• **DATA SHOWN**:
>>>

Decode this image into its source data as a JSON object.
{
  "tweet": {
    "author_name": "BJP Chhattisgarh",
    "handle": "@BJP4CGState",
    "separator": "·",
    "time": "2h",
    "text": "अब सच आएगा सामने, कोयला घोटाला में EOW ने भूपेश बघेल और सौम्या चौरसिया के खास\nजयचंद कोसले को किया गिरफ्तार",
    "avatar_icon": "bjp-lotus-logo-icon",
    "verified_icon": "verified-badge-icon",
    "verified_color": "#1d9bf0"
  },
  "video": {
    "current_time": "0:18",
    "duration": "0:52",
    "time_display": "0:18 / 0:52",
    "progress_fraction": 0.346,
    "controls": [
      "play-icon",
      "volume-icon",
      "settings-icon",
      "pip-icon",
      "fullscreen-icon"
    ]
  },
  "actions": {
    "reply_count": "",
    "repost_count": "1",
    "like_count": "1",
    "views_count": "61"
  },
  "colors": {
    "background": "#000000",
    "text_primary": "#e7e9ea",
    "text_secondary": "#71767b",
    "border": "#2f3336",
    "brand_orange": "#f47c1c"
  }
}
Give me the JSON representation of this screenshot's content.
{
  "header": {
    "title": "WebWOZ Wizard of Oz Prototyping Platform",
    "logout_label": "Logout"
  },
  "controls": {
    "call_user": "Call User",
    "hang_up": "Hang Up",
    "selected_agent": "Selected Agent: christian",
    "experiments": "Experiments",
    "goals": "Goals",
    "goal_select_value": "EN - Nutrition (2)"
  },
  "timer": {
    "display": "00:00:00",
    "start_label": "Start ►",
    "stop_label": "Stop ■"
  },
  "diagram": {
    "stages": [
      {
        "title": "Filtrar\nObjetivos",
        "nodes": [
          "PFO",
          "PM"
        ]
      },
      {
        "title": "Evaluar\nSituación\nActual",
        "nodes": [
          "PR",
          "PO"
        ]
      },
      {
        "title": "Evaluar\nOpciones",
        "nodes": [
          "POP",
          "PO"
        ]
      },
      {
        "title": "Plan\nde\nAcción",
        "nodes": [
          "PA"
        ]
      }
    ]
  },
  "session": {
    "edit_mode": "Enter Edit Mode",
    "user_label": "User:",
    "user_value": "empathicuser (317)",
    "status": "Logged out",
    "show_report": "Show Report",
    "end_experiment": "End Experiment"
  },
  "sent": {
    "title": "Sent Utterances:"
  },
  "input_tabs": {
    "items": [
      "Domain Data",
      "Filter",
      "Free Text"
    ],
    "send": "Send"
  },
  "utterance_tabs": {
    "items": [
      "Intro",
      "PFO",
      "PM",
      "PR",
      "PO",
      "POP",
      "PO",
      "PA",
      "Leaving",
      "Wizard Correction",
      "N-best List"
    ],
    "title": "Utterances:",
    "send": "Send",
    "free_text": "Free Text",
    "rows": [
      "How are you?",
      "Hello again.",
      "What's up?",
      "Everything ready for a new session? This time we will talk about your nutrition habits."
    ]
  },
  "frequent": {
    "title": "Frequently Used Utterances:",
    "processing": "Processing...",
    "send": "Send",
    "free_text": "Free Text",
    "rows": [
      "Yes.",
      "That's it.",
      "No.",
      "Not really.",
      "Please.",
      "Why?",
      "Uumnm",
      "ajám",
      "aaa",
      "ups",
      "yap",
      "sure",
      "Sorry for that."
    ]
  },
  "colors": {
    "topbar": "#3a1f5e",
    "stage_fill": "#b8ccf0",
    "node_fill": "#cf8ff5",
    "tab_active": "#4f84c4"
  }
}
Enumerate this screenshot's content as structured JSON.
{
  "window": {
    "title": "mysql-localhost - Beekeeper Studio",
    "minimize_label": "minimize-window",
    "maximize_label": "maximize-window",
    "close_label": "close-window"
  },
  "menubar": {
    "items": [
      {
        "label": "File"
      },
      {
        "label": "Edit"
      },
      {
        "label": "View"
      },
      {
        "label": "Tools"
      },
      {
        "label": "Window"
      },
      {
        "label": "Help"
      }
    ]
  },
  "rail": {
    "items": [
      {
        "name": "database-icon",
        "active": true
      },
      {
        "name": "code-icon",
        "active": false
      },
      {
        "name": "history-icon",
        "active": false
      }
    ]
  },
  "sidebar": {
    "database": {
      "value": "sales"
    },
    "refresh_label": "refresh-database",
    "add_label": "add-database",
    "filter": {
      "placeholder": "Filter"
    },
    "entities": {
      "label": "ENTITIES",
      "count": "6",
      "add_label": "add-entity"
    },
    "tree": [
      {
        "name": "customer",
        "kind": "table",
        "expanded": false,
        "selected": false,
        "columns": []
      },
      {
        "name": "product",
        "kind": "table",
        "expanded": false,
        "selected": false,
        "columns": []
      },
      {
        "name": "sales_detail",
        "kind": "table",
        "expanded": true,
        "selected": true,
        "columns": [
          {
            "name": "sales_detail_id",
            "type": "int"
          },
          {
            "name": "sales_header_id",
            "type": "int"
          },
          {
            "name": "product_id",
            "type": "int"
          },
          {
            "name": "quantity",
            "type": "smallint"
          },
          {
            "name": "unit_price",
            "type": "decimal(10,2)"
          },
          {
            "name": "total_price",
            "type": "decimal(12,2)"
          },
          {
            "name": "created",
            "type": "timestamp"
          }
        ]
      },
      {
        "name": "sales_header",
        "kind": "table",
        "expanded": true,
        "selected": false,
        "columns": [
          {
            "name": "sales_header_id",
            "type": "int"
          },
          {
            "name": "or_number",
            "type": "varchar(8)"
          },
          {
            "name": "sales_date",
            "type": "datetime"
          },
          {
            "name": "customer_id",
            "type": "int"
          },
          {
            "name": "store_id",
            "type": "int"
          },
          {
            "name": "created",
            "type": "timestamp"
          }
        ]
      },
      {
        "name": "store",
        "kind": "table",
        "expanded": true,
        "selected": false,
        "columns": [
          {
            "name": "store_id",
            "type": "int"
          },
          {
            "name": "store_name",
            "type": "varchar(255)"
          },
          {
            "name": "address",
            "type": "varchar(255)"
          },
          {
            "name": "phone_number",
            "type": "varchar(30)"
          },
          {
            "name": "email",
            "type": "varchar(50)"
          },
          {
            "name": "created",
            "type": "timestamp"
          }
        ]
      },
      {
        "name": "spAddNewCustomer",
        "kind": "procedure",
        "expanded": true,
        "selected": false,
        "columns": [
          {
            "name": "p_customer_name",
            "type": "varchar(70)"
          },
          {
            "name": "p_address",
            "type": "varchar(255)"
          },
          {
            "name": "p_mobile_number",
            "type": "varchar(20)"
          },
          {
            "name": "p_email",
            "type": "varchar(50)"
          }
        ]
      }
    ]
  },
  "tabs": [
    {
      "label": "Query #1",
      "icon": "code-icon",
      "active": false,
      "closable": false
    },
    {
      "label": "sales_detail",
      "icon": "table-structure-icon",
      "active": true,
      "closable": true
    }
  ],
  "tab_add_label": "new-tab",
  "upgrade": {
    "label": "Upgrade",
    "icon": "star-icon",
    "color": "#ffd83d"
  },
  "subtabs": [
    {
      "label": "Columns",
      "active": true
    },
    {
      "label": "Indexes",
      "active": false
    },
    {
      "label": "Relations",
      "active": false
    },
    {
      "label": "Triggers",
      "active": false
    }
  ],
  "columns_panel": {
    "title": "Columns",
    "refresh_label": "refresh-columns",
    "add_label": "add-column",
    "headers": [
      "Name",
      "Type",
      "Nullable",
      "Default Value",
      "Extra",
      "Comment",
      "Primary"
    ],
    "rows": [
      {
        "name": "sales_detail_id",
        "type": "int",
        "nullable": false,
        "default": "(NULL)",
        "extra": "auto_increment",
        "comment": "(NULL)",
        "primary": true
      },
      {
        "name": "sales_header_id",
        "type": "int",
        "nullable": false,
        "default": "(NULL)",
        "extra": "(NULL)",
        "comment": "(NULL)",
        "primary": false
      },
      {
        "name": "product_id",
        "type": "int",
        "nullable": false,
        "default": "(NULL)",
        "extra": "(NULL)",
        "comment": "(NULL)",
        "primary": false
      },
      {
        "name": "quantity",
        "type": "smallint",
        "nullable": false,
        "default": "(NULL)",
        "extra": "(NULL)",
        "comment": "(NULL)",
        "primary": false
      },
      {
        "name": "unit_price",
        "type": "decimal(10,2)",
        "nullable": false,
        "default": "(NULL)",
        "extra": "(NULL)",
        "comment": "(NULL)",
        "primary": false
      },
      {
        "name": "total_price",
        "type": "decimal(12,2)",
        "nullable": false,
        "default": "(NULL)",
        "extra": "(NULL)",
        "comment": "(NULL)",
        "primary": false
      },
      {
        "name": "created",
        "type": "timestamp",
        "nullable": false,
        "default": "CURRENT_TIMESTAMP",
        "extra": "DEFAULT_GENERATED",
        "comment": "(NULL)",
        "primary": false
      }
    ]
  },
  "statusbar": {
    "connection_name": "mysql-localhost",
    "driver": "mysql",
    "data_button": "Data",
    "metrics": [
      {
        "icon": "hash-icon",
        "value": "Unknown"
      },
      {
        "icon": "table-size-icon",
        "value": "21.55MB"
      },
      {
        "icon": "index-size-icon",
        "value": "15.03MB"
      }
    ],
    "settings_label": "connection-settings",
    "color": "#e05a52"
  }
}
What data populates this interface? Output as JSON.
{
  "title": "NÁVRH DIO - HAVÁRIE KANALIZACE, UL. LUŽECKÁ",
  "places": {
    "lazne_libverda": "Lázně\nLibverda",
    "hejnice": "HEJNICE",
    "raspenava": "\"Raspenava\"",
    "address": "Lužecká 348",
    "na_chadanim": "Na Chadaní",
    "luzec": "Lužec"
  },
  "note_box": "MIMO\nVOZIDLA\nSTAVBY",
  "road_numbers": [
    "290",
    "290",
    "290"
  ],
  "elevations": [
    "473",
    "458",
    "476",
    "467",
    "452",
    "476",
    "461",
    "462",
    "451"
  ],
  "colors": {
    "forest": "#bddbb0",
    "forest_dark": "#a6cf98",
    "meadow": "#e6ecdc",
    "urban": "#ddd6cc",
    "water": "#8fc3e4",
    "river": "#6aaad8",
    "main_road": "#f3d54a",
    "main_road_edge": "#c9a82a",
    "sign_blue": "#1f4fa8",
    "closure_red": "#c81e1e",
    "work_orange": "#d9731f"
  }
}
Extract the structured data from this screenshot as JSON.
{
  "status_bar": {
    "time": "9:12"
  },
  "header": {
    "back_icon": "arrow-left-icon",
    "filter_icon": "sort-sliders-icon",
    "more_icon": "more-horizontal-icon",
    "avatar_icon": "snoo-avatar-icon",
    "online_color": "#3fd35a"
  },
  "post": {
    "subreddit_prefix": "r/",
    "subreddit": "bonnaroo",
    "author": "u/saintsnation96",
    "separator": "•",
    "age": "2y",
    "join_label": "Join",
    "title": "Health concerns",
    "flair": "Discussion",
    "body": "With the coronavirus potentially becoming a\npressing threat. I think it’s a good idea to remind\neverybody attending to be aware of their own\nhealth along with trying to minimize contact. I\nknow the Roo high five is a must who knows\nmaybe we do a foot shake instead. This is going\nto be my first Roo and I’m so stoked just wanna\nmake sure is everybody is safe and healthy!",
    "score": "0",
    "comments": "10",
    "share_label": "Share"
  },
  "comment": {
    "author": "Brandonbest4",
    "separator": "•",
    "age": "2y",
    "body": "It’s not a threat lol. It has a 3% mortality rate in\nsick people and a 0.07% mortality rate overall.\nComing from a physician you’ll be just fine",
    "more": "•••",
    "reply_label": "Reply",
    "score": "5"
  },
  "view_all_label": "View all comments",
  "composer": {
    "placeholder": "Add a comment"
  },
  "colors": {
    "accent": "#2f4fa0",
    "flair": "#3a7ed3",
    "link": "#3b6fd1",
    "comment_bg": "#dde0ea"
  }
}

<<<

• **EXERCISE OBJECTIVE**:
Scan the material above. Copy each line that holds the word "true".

• **REPLY TO THE EXERCISE**:
        "active": true
        "expanded": true,
        "selected": true,
        "expanded": true,
        "expanded": true,
        "expanded": true,
      "active": true,
      "closable": true
      "active": true
        "primary": true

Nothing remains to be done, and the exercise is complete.